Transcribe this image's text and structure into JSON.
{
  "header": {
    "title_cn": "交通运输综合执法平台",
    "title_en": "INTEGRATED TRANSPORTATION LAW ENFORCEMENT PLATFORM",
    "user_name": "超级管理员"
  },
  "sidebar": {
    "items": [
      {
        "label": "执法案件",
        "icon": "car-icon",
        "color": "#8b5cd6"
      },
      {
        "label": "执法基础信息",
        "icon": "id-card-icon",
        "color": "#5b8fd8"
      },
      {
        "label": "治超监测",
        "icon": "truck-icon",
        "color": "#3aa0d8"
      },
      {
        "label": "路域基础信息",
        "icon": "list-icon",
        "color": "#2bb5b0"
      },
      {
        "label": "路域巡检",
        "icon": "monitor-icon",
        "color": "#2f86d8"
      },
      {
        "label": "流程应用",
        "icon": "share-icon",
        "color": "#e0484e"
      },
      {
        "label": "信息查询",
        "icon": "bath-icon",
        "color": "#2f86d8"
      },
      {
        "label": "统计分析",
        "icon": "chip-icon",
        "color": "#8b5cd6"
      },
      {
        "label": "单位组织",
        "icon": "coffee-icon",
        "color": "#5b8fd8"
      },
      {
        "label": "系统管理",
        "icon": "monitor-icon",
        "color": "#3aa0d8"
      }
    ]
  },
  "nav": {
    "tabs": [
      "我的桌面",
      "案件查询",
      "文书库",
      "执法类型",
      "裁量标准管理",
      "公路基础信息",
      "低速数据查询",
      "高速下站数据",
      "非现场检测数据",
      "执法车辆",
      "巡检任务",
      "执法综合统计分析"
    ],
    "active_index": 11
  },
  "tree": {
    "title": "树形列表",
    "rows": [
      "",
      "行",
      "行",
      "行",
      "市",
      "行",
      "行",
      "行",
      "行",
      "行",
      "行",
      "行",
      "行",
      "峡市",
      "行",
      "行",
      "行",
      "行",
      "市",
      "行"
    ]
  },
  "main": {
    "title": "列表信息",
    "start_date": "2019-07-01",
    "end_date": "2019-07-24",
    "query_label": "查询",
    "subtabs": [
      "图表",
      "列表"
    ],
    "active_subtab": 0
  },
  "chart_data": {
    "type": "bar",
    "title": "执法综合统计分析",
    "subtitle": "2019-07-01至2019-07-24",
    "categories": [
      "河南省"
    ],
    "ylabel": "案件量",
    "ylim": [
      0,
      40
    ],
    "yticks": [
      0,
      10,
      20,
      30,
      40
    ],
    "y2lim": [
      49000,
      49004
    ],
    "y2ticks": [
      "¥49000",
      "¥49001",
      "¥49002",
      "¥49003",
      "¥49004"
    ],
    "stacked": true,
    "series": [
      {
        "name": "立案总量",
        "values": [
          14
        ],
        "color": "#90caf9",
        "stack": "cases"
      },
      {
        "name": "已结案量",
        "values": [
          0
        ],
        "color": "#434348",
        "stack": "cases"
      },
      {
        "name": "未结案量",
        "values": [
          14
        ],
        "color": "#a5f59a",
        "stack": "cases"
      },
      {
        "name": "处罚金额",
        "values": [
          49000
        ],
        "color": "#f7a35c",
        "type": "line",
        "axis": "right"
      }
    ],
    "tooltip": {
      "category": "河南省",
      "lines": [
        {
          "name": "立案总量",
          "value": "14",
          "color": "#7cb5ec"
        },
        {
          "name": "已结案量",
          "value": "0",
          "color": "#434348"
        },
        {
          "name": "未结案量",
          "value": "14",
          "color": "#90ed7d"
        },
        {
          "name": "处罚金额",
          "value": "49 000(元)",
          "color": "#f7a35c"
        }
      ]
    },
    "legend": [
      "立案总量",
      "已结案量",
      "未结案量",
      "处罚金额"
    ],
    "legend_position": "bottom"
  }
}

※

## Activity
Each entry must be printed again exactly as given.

## Exercise response
Transcribe this image's text and structure into JSON.
{
  "header": {
    "title_cn": "交通运输综合执法平台",
    "title_en": "INTEGRATED TRANSPORTATION LAW ENFORCEMENT PLATFORM",
    "user_name": "超级管理员"
  },
  "sidebar": {
    "items": [
      {
        "label": "执法案件",
        "icon": "car-icon",
        "color": "#8b5cd6"
      },
      {
        "label": "执法基础信息",
        "icon": "id-card-icon",
        "color": "#5b8fd8"
      },
      {
        "label": "治超监测",
        "icon": "truck-icon",
        "color": "#3aa0d8"
      },
      {
        "label": "路域基础信息",
        "icon": "list-icon",
        "color": "#2bb5b0"
      },
      {
        "label": "路域巡检",
        "icon": "monitor-icon",
        "color": "#2f86d8"
      },
      {
        "label": "流程应用",
        "icon": "share-icon",
        "color": "#e0484e"
      },
      {
        "label": "信息查询",
        "icon": "bath-icon",
        "color": "#2f86d8"
      },
      {
        "label": "统计分析",
        "icon": "chip-icon",
        "color": "#8b5cd6"
      },
      {
        "label": "单位组织",
        "icon": "coffee-icon",
        "color": "#5b8fd8"
      },
      {
        "label": "系统管理",
        "icon": "monitor-icon",
        "color": "#3aa0d8"
      }
    ]
  },
  "nav": {
    "tabs": [
      "我的桌面",
      "案件查询",
      "文书库",
      "执法类型",
      "裁量标准管理",
      "公路基础信息",
      "低速数据查询",
      "高速下站数据",
      "非现场检测数据",
      "执法车辆",
      "巡检任务",
      "执法综合统计分析"
    ],
    "active_index": 11
  },
  "tree": {
    "title": "树形列表",
    "rows": [
      "",
      "行",
      "行",
      "行",
      "市",
      "行",
      "行",
      "行",
      "行",
      "行",
      "行",
      "行",
      "行",
      "峡市",
      "行",
      "行",
      "行",
      "行",
      "市",
      "行"
    ]
  },
  "main": {
    "title": "列表信息",
    "start_date": "2019-07-01",
    "end_date": "2019-07-24",
    "query_label": "查询",
    "subtabs": [
      "图表",
      "列表"
    ],
    "active_subtab": 0
  },
  "chart_data": {
    "type": "bar",
    "title": "执法综合统计分析",
    "subtitle": "2019-07-01至2019-07-24",
    "categories": [
      "河南省"
    ],
    "ylabel": "案件量",
    "ylim": [
      0,
      40
    ],
    "yticks": [
      0,
      10,
      20,
      30,
      40
    ],
    "y2lim": [
      49000,
      49004
    ],
    "y2ticks": [
      "¥49000",
      "¥49001",
      "¥49002",
      "¥49003",
      "¥49004"
    ],
    "stacked": true,
    "series": [
      {
        "name": "立案总量",
        "values": [
          14
        ],
        "color": "#90caf9",
        "stack": "cases"
      },
      {
        "name": "已结案量",
        "values": [
          0
        ],
        "color": "#434348",
        "stack": "cases"
      },
      {
        "name": "未结案量",
        "values": [
          14
        ],
        "color": "#a5f59a",
        "stack": "cases"
      },
      {
        "name": "处罚金额",
        "values": [
          49000
        ],
        "color": "#f7a35c",
        "type": "line",
        "axis": "right"
      }
    ],
    "tooltip": {
      "category": "河南省",
      "lines": [
        {
          "name": "立案总量",
          "value": "14",
          "color": "#7cb5ec"
        },
        {
          "name": "已结案量",
          "value": "0",
          "color": "#434348"
        },
        {
          "name": "未结案量",
          "value": "14",
          "color": "#90ed7d"
        },
        {
          "name": "处罚金额",
          "value": "49 000(元)",
          "color": "#f7a35c"
        }
      ]
    },
    "legend": [
      "立案总量",
      "已结案量",
      "未结案量",
      "处罚金额"
    ],
    "legend_position": "bottom"
  }
}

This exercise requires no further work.